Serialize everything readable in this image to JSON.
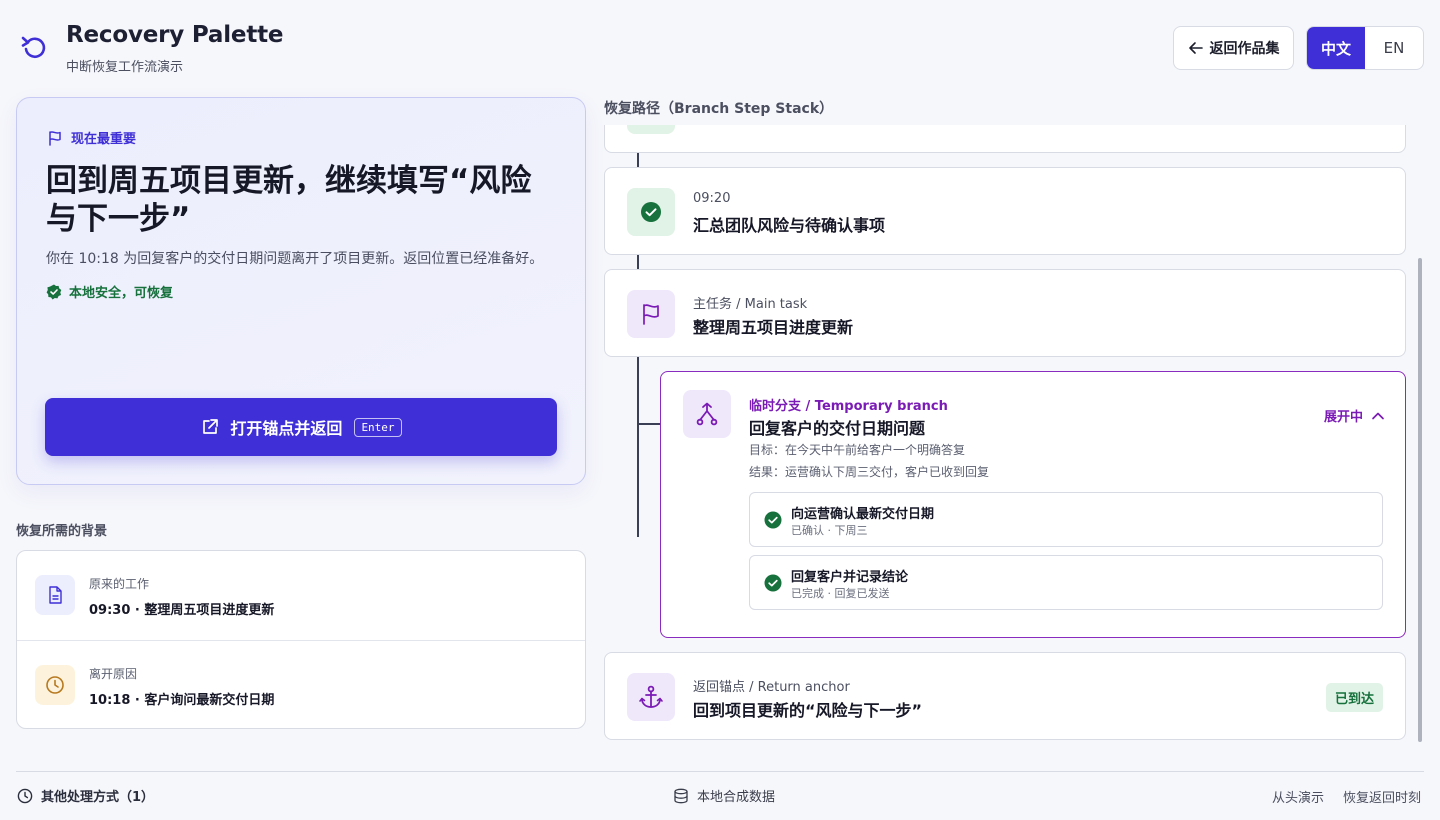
{
  "app": {
    "title": "Recovery Palette",
    "subtitle": "中断恢复工作流演示"
  },
  "header": {
    "back_label": "返回作品集",
    "lang_options": [
      "中文",
      "EN"
    ],
    "lang_selected": "中文"
  },
  "hero": {
    "tag": "现在最重要",
    "title": "回到周五项目更新，继续填写“风险与下一步”",
    "description": "你在 10:18 为回复客户的交付日期问题离开了项目更新。返回位置已经准备好。",
    "safe_status": "本地安全，可恢复",
    "primary_button": "打开锚点并返回",
    "shortcut": "Enter"
  },
  "context": {
    "label": "恢复所需的背景",
    "items": [
      {
        "key": "原来的工作",
        "value": "09:30 · 整理周五项目进度更新",
        "icon": "document-icon"
      },
      {
        "key": "离开原因",
        "value": "10:18 · 客户询问最新交付日期",
        "icon": "clock-icon"
      }
    ]
  },
  "timeline": {
    "label": "恢复路径（Branch Step Stack）",
    "step_done": {
      "time": "09:20",
      "title": "汇总团队风险与待确认事项"
    },
    "main_task": {
      "kind": "主任务 / Main task",
      "title": "整理周五项目进度更新"
    },
    "branch": {
      "kind": "临时分支 / Temporary branch",
      "title": "回复客户的交付日期问题",
      "goal": "目标：在今天中午前给客户一个明确答复",
      "result": "结果：运营确认下周三交付，客户已收到回复",
      "state": "展开中",
      "substeps": [
        {
          "title": "向运营确认最新交付日期",
          "status": "已确认 · 下周三"
        },
        {
          "title": "回复客户并记录结论",
          "status": "已完成 · 回复已发送"
        }
      ]
    },
    "anchor": {
      "kind": "返回锚点 / Return anchor",
      "title": "回到项目更新的“风险与下一步”",
      "badge": "已到达"
    }
  },
  "footer": {
    "other_methods": "其他处理方式（1）",
    "data_source": "本地合成数据",
    "link_replay": "从头演示",
    "link_restore": "恢复返回时刻"
  },
  "colors": {
    "accent": "#3f2fd6",
    "branch": "#7b1bb5",
    "success": "#16713c",
    "warning": "#b7791f"
  }
}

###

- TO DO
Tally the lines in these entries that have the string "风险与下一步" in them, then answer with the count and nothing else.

- TASK RESULT
2